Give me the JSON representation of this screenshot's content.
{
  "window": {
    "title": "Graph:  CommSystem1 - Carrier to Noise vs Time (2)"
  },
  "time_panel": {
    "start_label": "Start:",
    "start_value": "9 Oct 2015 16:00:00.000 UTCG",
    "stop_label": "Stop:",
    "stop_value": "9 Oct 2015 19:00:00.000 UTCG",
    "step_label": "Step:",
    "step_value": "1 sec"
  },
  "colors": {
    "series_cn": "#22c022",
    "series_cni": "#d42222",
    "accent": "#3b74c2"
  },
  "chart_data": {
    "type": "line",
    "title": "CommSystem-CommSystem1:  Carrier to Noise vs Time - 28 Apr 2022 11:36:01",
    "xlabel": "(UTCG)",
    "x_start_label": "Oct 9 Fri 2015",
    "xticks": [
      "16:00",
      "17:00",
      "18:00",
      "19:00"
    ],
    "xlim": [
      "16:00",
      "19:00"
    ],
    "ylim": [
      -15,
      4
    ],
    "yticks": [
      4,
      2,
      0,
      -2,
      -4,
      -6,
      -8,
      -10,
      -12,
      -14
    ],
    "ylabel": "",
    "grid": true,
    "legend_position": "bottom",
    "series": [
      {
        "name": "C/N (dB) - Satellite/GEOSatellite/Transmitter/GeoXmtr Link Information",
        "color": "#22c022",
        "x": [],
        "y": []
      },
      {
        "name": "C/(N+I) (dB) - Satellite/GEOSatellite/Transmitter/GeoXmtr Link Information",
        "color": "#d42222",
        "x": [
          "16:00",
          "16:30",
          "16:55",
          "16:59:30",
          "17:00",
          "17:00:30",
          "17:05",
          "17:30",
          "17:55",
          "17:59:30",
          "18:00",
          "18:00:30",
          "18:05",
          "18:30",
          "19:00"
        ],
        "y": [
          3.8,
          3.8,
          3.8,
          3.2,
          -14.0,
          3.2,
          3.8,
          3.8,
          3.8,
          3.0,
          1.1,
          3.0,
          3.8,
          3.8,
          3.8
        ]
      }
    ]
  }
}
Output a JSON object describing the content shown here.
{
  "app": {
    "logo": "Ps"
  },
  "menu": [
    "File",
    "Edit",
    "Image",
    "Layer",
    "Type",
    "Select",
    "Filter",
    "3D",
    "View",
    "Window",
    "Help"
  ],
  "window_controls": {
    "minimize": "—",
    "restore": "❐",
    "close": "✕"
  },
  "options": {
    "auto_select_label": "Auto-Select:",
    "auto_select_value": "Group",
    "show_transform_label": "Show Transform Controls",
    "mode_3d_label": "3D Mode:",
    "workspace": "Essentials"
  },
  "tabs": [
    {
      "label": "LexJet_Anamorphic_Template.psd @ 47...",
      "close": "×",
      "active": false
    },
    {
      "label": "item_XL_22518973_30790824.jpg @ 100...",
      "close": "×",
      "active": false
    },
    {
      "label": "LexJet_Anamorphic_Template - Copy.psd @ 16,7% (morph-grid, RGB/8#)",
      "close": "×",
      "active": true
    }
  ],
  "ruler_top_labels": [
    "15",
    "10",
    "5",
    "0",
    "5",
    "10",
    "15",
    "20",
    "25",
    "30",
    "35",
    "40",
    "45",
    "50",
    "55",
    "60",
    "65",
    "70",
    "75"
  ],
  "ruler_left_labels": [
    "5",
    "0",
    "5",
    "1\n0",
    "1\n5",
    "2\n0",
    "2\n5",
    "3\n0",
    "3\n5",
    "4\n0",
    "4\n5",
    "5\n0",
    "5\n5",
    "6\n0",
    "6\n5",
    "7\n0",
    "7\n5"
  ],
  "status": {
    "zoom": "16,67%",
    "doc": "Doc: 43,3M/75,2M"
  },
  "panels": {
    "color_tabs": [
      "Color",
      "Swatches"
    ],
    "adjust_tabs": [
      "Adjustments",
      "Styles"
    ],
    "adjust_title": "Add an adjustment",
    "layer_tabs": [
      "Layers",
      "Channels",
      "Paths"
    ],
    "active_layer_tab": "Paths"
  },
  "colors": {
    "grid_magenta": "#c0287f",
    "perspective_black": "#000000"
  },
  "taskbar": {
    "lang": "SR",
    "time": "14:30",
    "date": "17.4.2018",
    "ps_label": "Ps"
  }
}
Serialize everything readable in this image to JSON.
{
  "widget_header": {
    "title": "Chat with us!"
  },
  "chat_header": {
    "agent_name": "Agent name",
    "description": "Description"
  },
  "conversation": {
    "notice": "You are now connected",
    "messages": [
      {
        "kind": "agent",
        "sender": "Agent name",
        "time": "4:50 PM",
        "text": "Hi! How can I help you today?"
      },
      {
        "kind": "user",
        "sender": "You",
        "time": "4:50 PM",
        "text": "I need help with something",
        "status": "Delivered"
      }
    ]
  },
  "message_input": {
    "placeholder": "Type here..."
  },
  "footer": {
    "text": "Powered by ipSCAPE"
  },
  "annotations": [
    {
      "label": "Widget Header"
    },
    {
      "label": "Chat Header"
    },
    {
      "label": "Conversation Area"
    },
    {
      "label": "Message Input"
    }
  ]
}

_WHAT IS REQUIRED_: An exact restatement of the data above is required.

_RESPONSE TO THE TASK_:
Give me the JSON representation of this screenshot's content.
{
  "window": {
    "title": "Graph:  CommSystem1 - Carrier to Noise vs Time (2)"
  },
  "time_panel": {
    "start_label": "Start:",
    "start_value": "9 Oct 2015 16:00:00.000 UTCG",
    "stop_label": "Stop:",
    "stop_value": "9 Oct 2015 19:00:00.000 UTCG",
    "step_label": "Step:",
    "step_value": "1 sec"
  },
  "colors": {
    "series_cn": "#22c022",
    "series_cni": "#d42222",
    "accent": "#3b74c2"
  },
  "chart_data": {
    "type": "line",
    "title": "CommSystem-CommSystem1:  Carrier to Noise vs Time - 28 Apr 2022 11:36:01",
    "xlabel": "(UTCG)",
    "x_start_label": "Oct 9 Fri 2015",
    "xticks": [
      "16:00",
      "17:00",
      "18:00",
      "19:00"
    ],
    "xlim": [
      "16:00",
      "19:00"
    ],
    "ylim": [
      -15,
      4
    ],
    "yticks": [
      4,
      2,
      0,
      -2,
      -4,
      -6,
      -8,
      -10,
      -12,
      -14
    ],
    "ylabel": "",
    "grid": true,
    "legend_position": "bottom",
    "series": [
      {
        "name": "C/N (dB) - Satellite/GEOSatellite/Transmitter/GeoXmtr Link Information",
        "color": "#22c022",
        "x": [],
        "y": []
      },
      {
        "name": "C/(N+I) (dB) - Satellite/GEOSatellite/Transmitter/GeoXmtr Link Information",
        "color": "#d42222",
        "x": [
          "16:00",
          "16:30",
          "16:55",
          "16:59:30",
          "17:00",
          "17:00:30",
          "17:05",
          "17:30",
          "17:55",
          "17:59:30",
          "18:00",
          "18:00:30",
          "18:05",
          "18:30",
          "19:00"
        ],
        "y": [
          3.8,
          3.8,
          3.8,
          3.2,
          -14.0,
          3.2,
          3.8,
          3.8,
          3.8,
          3.0,
          1.1,
          3.0,
          3.8,
          3.8,
          3.8
        ]
      }
    ]
  }
}
Output a JSON object describing the content shown here.
{
  "app": {
    "logo": "Ps"
  },
  "menu": [
    "File",
    "Edit",
    "Image",
    "Layer",
    "Type",
    "Select",
    "Filter",
    "3D",
    "View",
    "Window",
    "Help"
  ],
  "window_controls": {
    "minimize": "—",
    "restore": "❐",
    "close": "✕"
  },
  "options": {
    "auto_select_label": "Auto-Select:",
    "auto_select_value": "Group",
    "show_transform_label": "Show Transform Controls",
    "mode_3d_label": "3D Mode:",
    "workspace": "Essentials"
  },
  "tabs": [
    {
      "label": "LexJet_Anamorphic_Template.psd @ 47...",
      "close": "×",
      "active": false
    },
    {
      "label": "item_XL_22518973_30790824.jpg @ 100...",
      "close": "×",
      "active": false
    },
    {
      "label": "LexJet_Anamorphic_Template - Copy.psd @ 16,7% (morph-grid, RGB/8#)",
      "close": "×",
      "active": true
    }
  ],
  "ruler_top_labels": [
    "15",
    "10",
    "5",
    "0",
    "5",
    "10",
    "15",
    "20",
    "25",
    "30",
    "35",
    "40",
    "45",
    "50",
    "55",
    "60",
    "65",
    "70",
    "75"
  ],
  "ruler_left_labels": [
    "5",
    "0",
    "5",
    "1\n0",
    "1\n5",
    "2\n0",
    "2\n5",
    "3\n0",
    "3\n5",
    "4\n0",
    "4\n5",
    "5\n0",
    "5\n5",
    "6\n0",
    "6\n5",
    "7\n0",
    "7\n5"
  ],
  "status": {
    "zoom": "16,67%",
    "doc": "Doc: 43,3M/75,2M"
  },
  "panels": {
    "color_tabs": [
      "Color",
      "Swatches"
    ],
    "adjust_tabs": [
      "Adjustments",
      "Styles"
    ],
    "adjust_title": "Add an adjustment",
    "layer_tabs": [
      "Layers",
      "Channels",
      "Paths"
    ],
    "active_layer_tab": "Paths"
  },
  "colors": {
    "grid_magenta": "#c0287f",
    "perspective_black": "#000000"
  },
  "taskbar": {
    "lang": "SR",
    "time": "14:30",
    "date": "17.4.2018",
    "ps_label": "Ps"
  }
}
Serialize everything readable in this image to JSON.
{
  "widget_header": {
    "title": "Chat with us!"
  },
  "chat_header": {
    "agent_name": "Agent name",
    "description": "Description"
  },
  "conversation": {
    "notice": "You are now connected",
    "messages": [
      {
        "kind": "agent",
        "sender": "Agent name",
        "time": "4:50 PM",
        "text": "Hi! How can I help you today?"
      },
      {
        "kind": "user",
        "sender": "You",
        "time": "4:50 PM",
        "text": "I need help with something",
        "status": "Delivered"
      }
    ]
  },
  "message_input": {
    "placeholder": "Type here..."
  },
  "footer": {
    "text": "Powered by ipSCAPE"
  },
  "annotations": [
    {
      "label": "Widget Header"
    },
    {
      "label": "Chat Header"
    },
    {
      "label": "Conversation Area"
    },
    {
      "label": "Message Input"
    }
  ]
}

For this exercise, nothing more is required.